Retention of the curriculum is promoted through this sort of discussion where the teacher can prompt the children on prior learning and make links explicit. Quizzing is also used as an engaging way for the children to recall prior knowledge across and between units.

How is this curriculum adapted to meet the needs of different children and groups of children, particularly those with SEND?
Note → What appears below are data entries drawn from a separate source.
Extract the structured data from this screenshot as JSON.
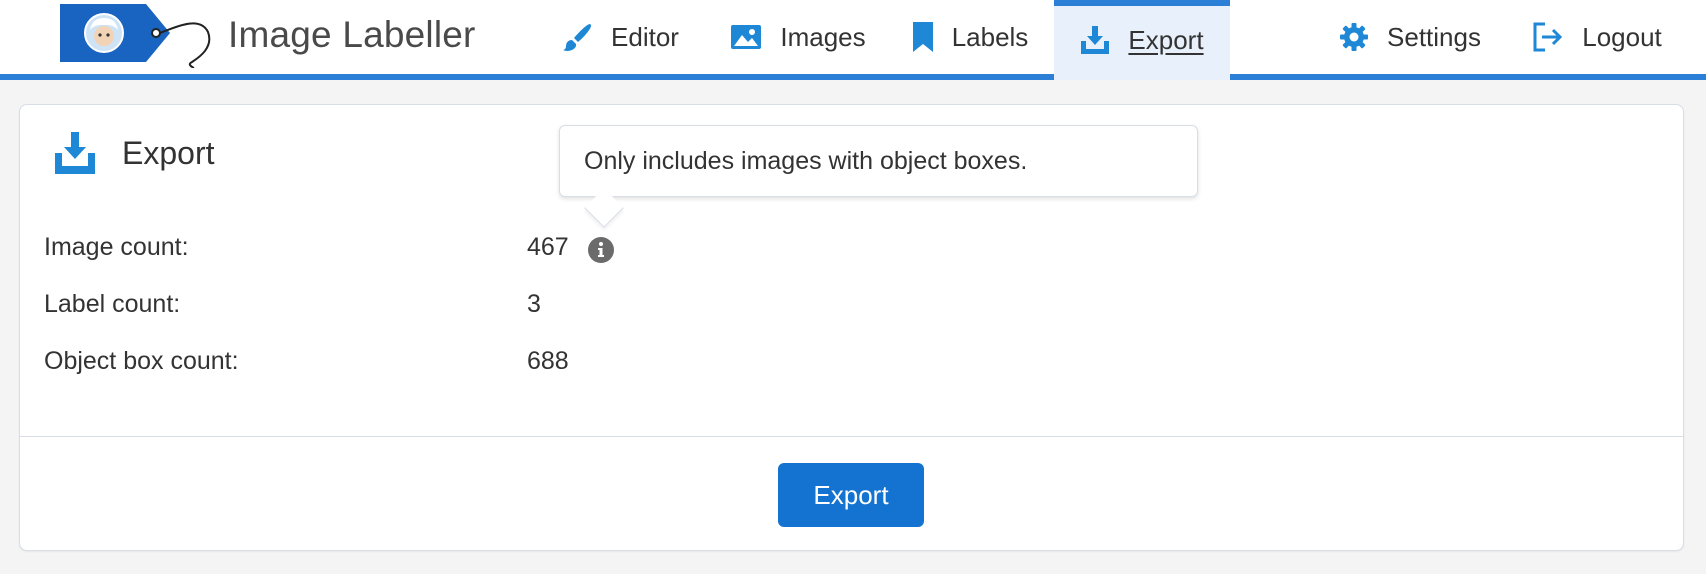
{
  "app": {
    "name": "Image Labeller"
  },
  "nav": {
    "editor": "Editor",
    "images": "Images",
    "labels": "Labels",
    "export": "Export",
    "settings": "Settings",
    "logout": "Logout",
    "active": "export"
  },
  "colors": {
    "accent": "#2b7fd6",
    "icon": "#1e88d6",
    "button": "#1473d0",
    "active_tab_bg": "#e8f1fb"
  },
  "icons": {
    "editor": "brush-icon",
    "images": "image-icon",
    "labels": "bookmark-icon",
    "export": "download-tray-icon",
    "settings": "gear-icon",
    "logout": "logout-icon",
    "info": "info-icon",
    "logo": "tag-logo-icon"
  },
  "export_panel": {
    "title": "Export",
    "stats": [
      {
        "label": "Image count:",
        "value": "467"
      },
      {
        "label": "Label count:",
        "value": "3"
      },
      {
        "label": "Object box count:",
        "value": "688"
      }
    ],
    "tooltip": "Only includes images with object boxes.",
    "button_label": "Export"
  }
}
Some children will benefit from further group discussion before starting a task, particularly where the teacher or an adult can model certain ways of thinking by ‘wondering aloud’; they may also benefit from ‘bouncing around’ ideas with peers for longer. Sentence stems may be used to scaffold written or oral tasks. Where particular support is identified on ILPs or EHCPs that are applicable across the curriculum, these will also be in place during History lessons. For some children with SEND, some aspects of the curriculum may be too abstract for them to fully access, in which case the adults will adapt the task to link the objective to more concrete or personal experiences for that child, or to particular interests they may have. In a very, very small number of cases, the child may not be able to meaningfully access the abstract learning of particularly the Key Stage 2 curriculum at all, in which case we will take the approach taken in Key Stage 1 of using role play and story-telling to support imaginative links and give as much access as possible – we will also make links to History through any alternative provision identified in their individualised plans, for example through comparing desserts enjoyed now and in our Grandparents’ youth when baking.

For children who grasp the concepts more quickly, they are required to justify their ideas in more depth, including through making more links with other time periods, giving multiple reasons or anticipating counter-arguments. This is achieved through adaptation of the task or frame presented to them, and/or through teacher ‘bounce-back’ questioning.
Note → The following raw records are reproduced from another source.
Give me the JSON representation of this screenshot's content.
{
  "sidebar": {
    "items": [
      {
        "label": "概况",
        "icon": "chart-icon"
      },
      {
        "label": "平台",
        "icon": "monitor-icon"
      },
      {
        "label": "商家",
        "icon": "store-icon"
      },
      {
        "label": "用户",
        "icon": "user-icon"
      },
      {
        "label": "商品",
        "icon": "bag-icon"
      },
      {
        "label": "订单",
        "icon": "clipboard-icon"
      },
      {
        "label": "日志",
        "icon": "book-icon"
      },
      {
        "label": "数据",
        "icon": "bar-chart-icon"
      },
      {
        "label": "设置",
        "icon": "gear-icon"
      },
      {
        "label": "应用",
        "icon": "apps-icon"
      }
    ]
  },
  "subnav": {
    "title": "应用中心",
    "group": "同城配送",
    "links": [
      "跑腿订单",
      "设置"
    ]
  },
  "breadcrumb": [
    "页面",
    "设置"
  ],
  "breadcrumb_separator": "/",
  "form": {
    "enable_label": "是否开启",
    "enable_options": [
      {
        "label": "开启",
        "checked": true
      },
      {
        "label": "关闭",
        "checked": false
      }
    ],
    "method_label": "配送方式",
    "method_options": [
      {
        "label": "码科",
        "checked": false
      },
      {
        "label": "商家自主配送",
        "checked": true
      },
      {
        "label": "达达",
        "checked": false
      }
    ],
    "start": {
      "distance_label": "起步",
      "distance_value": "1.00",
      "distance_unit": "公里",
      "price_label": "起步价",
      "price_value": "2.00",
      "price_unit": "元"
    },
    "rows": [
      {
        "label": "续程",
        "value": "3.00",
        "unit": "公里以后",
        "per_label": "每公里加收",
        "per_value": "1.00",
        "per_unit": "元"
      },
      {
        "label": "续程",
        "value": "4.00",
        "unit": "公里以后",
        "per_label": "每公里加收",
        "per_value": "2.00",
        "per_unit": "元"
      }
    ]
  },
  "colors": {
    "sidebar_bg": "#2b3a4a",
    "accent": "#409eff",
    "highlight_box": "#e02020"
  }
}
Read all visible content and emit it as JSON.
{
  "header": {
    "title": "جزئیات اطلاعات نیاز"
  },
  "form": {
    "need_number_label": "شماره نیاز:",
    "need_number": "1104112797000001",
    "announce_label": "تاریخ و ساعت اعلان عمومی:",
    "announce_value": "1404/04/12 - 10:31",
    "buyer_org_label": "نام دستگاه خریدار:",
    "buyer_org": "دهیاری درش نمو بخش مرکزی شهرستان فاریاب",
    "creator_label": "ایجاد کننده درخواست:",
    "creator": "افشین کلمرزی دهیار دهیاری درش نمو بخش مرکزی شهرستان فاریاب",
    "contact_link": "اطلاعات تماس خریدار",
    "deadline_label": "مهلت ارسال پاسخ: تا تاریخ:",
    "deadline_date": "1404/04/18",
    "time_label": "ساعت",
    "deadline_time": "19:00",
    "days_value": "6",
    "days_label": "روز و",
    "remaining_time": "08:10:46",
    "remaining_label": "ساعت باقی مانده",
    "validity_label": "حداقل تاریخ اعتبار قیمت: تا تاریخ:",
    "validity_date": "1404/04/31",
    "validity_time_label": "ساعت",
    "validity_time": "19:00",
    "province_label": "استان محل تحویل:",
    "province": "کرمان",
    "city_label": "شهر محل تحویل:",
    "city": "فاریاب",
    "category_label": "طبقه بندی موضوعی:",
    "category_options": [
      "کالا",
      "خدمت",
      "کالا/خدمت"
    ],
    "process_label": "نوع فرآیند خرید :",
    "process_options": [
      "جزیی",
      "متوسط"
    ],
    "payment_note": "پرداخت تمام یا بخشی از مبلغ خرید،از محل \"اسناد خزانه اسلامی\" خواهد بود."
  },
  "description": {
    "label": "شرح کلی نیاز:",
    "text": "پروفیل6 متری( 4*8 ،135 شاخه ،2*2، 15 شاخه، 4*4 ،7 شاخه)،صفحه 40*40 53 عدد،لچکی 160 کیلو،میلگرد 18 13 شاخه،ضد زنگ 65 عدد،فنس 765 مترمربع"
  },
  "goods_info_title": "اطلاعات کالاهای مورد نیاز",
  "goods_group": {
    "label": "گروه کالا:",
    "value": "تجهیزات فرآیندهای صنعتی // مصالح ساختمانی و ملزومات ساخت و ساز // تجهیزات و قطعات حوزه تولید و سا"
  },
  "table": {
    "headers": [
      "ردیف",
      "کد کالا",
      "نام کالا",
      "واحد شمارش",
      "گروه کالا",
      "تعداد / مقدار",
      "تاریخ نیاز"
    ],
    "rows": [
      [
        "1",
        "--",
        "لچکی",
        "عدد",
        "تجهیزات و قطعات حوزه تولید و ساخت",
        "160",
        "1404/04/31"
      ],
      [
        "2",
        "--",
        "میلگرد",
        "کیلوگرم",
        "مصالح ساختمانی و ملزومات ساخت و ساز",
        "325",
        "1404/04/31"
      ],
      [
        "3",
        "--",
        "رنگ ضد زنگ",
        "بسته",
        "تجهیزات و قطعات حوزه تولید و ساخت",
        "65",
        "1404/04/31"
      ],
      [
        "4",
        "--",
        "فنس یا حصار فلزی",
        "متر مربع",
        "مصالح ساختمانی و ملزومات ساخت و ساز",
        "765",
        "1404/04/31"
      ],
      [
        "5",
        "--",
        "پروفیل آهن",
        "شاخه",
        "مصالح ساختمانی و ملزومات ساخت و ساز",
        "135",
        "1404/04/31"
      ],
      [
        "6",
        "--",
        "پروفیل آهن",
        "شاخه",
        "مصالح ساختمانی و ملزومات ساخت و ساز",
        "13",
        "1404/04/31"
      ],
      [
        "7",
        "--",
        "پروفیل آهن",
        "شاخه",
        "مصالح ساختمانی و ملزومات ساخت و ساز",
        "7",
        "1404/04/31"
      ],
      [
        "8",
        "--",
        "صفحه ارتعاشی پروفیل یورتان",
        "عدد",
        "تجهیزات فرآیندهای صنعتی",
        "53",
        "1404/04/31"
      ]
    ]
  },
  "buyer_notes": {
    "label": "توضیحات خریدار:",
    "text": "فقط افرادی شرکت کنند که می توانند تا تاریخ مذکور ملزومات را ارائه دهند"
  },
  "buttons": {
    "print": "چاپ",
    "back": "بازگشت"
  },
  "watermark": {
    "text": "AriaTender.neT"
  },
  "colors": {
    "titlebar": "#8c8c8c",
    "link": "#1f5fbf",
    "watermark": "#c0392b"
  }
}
How is progress against, and retention of, this curriculum assessed? How are any gaps in learning then addressed?

Key tasks are identified in the long term planning below which offer opportunities to assess the children’s understanding and grasp of the concepts. Where gaps in learning are identified, these are then followed up with the whole class, or with groups or individuals, ideally in the moment through teacher intervention or plenary, or alternatively in subsequent lessons and through adaptation of future plans. In the Spring Term, the teachers make a summative judgement of each child’s level of mastery of the National Curriculum content, which is shared with their parents/carers. Any persistent gaps in learning are shared verbally with their next teacher in our ‘Handover Meetings’ at the end of the summer term, to inform future planning also, for example through repeating or emphasising certain key skills.

Teachers’ professional judgement is based on the progression of knowledge, understanding and skills given below, which then give learning intentions for each lesson based on which teachers can make a series of ‘can they/can’t they’ judgements formatively, by comparing the objectives with the children’s responses to the tasks. An exemplification file of children’s work is also stored on our drive which teachers refer to when making summative judgements, as a form of standardization.